  1. The purchaser is further protected by s 87(1) of the Property Law Act which provides that a sale of land made in exercise of the power of sale is not impeachable on various grounds and, with regard to those grounds:

“a purchaser is not, either before or on conveyance, concerned to see or inquire whether a case has arisen to authorise the sale, or due notice has been given or the power is otherwise properly and regularly exercised, but any person damnified by an unauthorised, or improper, or irregular exercise of power shall have a remedy in damages against the person exercising the power.”

  1. The purchase can not be set aside unless the purchaser had notice of the mortgagee’s impropriety[8] or unless there is fraud.[9]  No arguable case of fraud on the part of the purchaser has been raised through any admissible evidence so as to unravel the dealing between the mortgagee and purchaser.  Nor is there any evidence of impropriety on the part of the mortgagee, let alone any of which the applicant purchaser had any notice.  The method of sale was regular and unexceptional.  Tendiris appeared to believe it was buying the land cheaply but if a purchaser buys in an open tender process where its offer is the highest conforming offer then the price paid is not sufficient to set aside the sale.  The mortgagor, Mr Ogle, had ample opportunity to redeem his mortgage but was unable to do so.
  1. The applicant has failed to satisfy the onus of showing that there is a serious question to be tried. Even more significantly, the question of balance of convenience strongly favours the applicant for the reasons set out in its submissions. The Ogle caveat was not lodged until 6 days after settlement, after the applicant had paid the purchase price in full and incurred liabilities under the mortgage to Suncorp Metway. The inability of the applicant to obtain registration exposes it to risks of default under that mortgage. No action has been commenced by the caveator against Tendiris. There is no evidence that the respondent has any capacity to compensate the applicant for any loss or damage occasioned by the caveat. Further there is nothing to suggest that the ownership of the land was other than a commercial opportunity for the respondent so that any loss he suffers could be compensated in damages.
  1. The caveat should be removed forthwith. The application is allowed. I will hear argument as to costs.

Footnotes

[1] Queensland Law Society Solicitors’ Handbook, para 4.08.

[2] The burden of proof is on the caveator: Re McKean’s Caveat [1988] 1 Qd R 524 at 525.

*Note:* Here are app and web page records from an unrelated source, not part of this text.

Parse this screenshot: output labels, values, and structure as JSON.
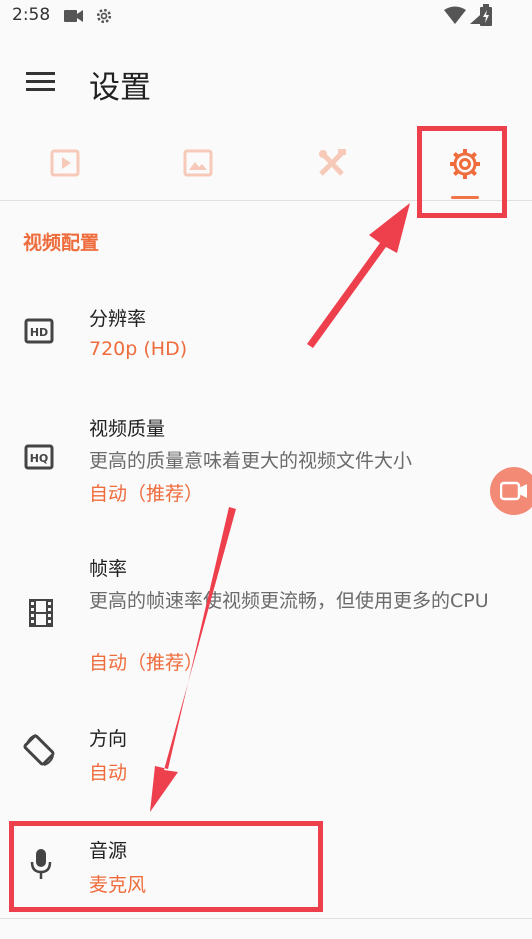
{
  "status": {
    "time": "2:58"
  },
  "header": {
    "title": "设置"
  },
  "tabs": [
    {
      "name": "video",
      "icon": "play-icon",
      "selected": false
    },
    {
      "name": "image",
      "icon": "image-icon",
      "selected": false
    },
    {
      "name": "tools",
      "icon": "tools-icon",
      "selected": false
    },
    {
      "name": "settings",
      "icon": "gear-icon",
      "selected": true
    }
  ],
  "section": {
    "title": "视频配置"
  },
  "prefs": {
    "resolution": {
      "title": "分辨率",
      "value": "720p (HD)",
      "icon": "hd-icon"
    },
    "quality": {
      "title": "视频质量",
      "summary": "更高的质量意味着更大的视频文件大小",
      "value": "自动（推荐）",
      "icon": "hq-icon"
    },
    "framerate": {
      "title": "帧率",
      "summary": "更高的帧速率使视频更流畅，但使用更多的CPU",
      "value": "自动（推荐）",
      "icon": "film-icon"
    },
    "orientation": {
      "title": "方向",
      "value": "自动",
      "icon": "screen-rotation-icon"
    },
    "audio": {
      "title": "音源",
      "value": "麦克风",
      "icon": "mic-icon"
    }
  },
  "colors": {
    "accent": "#ef6c3c",
    "annotation": "#ee3f4d",
    "tab_inactive": "#f6c9b8"
  }
}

[3] Re Jorss’ Caveat [1982] Qd R 458 at 464 - 465 where reference was made to the Privy Council decision in Eng Mee Yong v Letchumanan [1980] AC 331 in which Lord Diplock compared a caveat to a statutory interlocutory injunction (in that case granted ex parte). See also Genrich v Maitland Holdings Pty Ltd [1982] Qd R 58 at 62; Lewenberg & Pryles v Direct Acceptance Corp Ltd [1981] VR 344 at 347; Re Burman’s Caveat [1994] 1 Qd R 123.

[4] In Re Caveat No 773, Ex parte Hodgson (1873) 3 QSCR 158 at 159.

[5] Genrich v Maitland Holdings Pty Ltd (supra) at 63 per Williams J; 69 per Andrews J.

[6] McPhee v Zarb [2002] QCA 530 at [31].

[7] [1988] 1 Qd R 628 at 635.

[8] Brigers v Orr (1932) 32 SR (NSW) 634; Forsyth v Blundell (1973) 129 CLR 477 at 502.

[9] Cameron v Brisbane Fleet Sales Pty Ltd [2002] 1 Qd R 463 at 470.

Close

Editorial Notes

  • Published Case Name:

    Tendiris Pty Ltd v Ogle

  • Shortened Case Name:

    Tendiris Pty Ltd v Ogle

  • MNC:

    [2004] QSC 355

  • Court:

    QSC

  • Judge(s):

    Atkinson J

  • Date:

    13 Oct 2004

  • White Star Case:

    Yes

Litigation History

No Litigation History

Appeal Status

No Status